This is what it looks like inside. It is pretty simple. The hard part is keeping bees inside and weather outside.
An upgrade we recommend for all of the original -W2 scales is to add a plastic water shield above the battery compartment. It turns out that moisture may drip down the inside of the hive and end up here. Sandwiching a shield between directly above the batteries and below the screwed on cover prevents this from happening.
· Remove the battery cover
· Place the shield centered above the battery area
· Replace the battery cover
· Tape the corners to make watertight
1) Remove the inner seal that is stapled in place. (be gentle) 2) Take off the two nuts holding the halves together.
After removing the slatted rack, start by carefully prying loose the staples holding the inner seal in. Use a small putty knife if possible.
The inner seal is spandex mounted on expanded PVC. It is very flexible, but easy to poke a hole in with a knife.

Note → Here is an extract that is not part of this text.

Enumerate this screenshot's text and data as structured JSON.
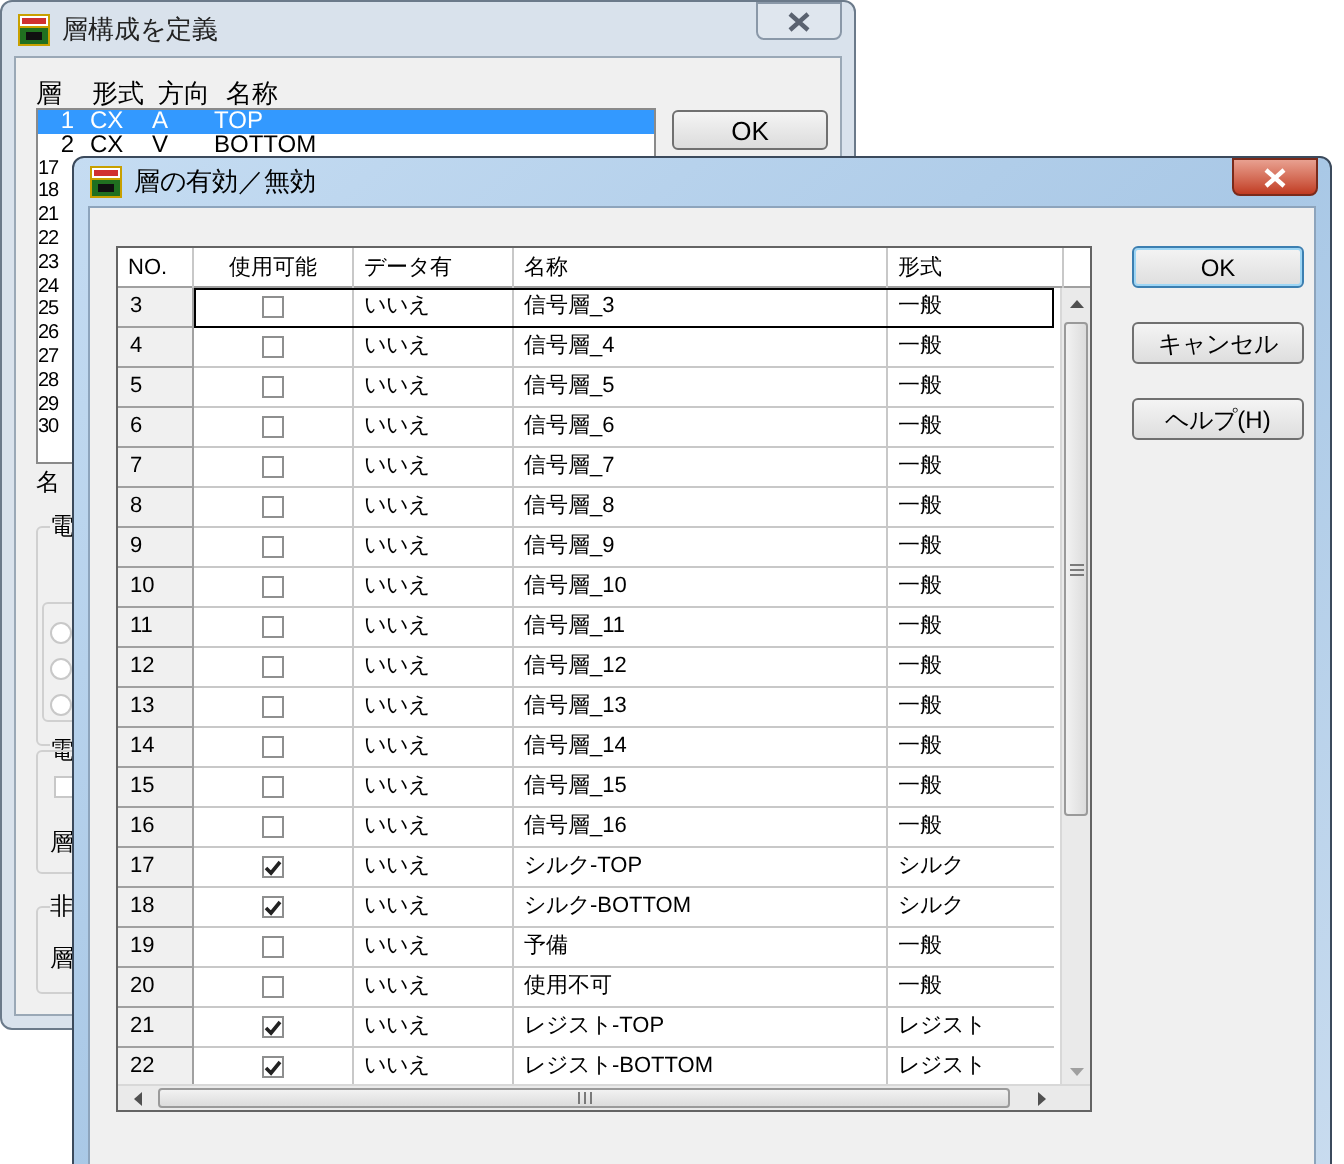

Remove the inner seal assembly.
Note that when you reassemble, don’t stretch the spandex, that will put force on the scale.
Remove the two nuts holding the top to the bottom frame.
Now you can separate the halves.
If you are replacing the housing, first lay down the double stick tape. We suggest making the short pieces run to the edge in order to bridge the two housing pieces and help to seal out water.
Installing the housing is all about making certain that it does not rub.
Install the long pieces first. Be certain that the housing is centered in the metal drip ledge. If it rubs on this aluminum part, it will affect the weight reading.
When installing the short pieces, be certain to pull the long piece towards the middle so that it is tight against the frame. Leave part of the housing double stick tape covered as shown. Carefully peel it off after get the housing situated on the frame.
It can be tricky to get the housing back in after you separate the halves. Patiently use a putty knife to do this.
We recommend a little blue locktite to secure the nuts.
16.3 Appendix D – Battery Power
In the winter of 2020/21, we worked to extend battery greater than 5 years. The following section provides measurement data for those interested in such matters.
In order to avoid connectors and wires, we have chosen the battery route. Our goal has always been to have batteries last between one and two years. In the absence of failures due to tin whiskers noted above, we have met that goal.
The major energy cost to BroodMinder devices is Bluetooth Low Energy (BLE) advertising. The advertisements, which contain current measurement values, are emitted once every 5 seconds (once every second for -W2). While the current draw is very short, it still adds up over the span of a year.
In early 2020, we decided to design and offer the BroodMinder-SubHub. Based on the same circuit as the BroodMinder-W2, the board can be outfitted with 4, AA batteries giving it a much larger power base to work with. With the -SubHub gathering data once every 10 minutes, it made possible to cut advertising time for the hive devices from 60 minutes to 10 minutes, cutting power consumption by nearly 75% and extending battery life to over 5 years.
The scaling for batteries in the 2020 and later boards is 0-100% represents 2.0-3.0 volts
Battery Energy CR2032 = 225 mAh AA (L91) = 3500 mAh AAA (L92) = 1200 mAh
Note: Validation measurements were performed utilizing a new (wonderful) instrument. The crowdfunded Joulescope, DC Energy Analyzer was designed to make these types of low power DC measurements.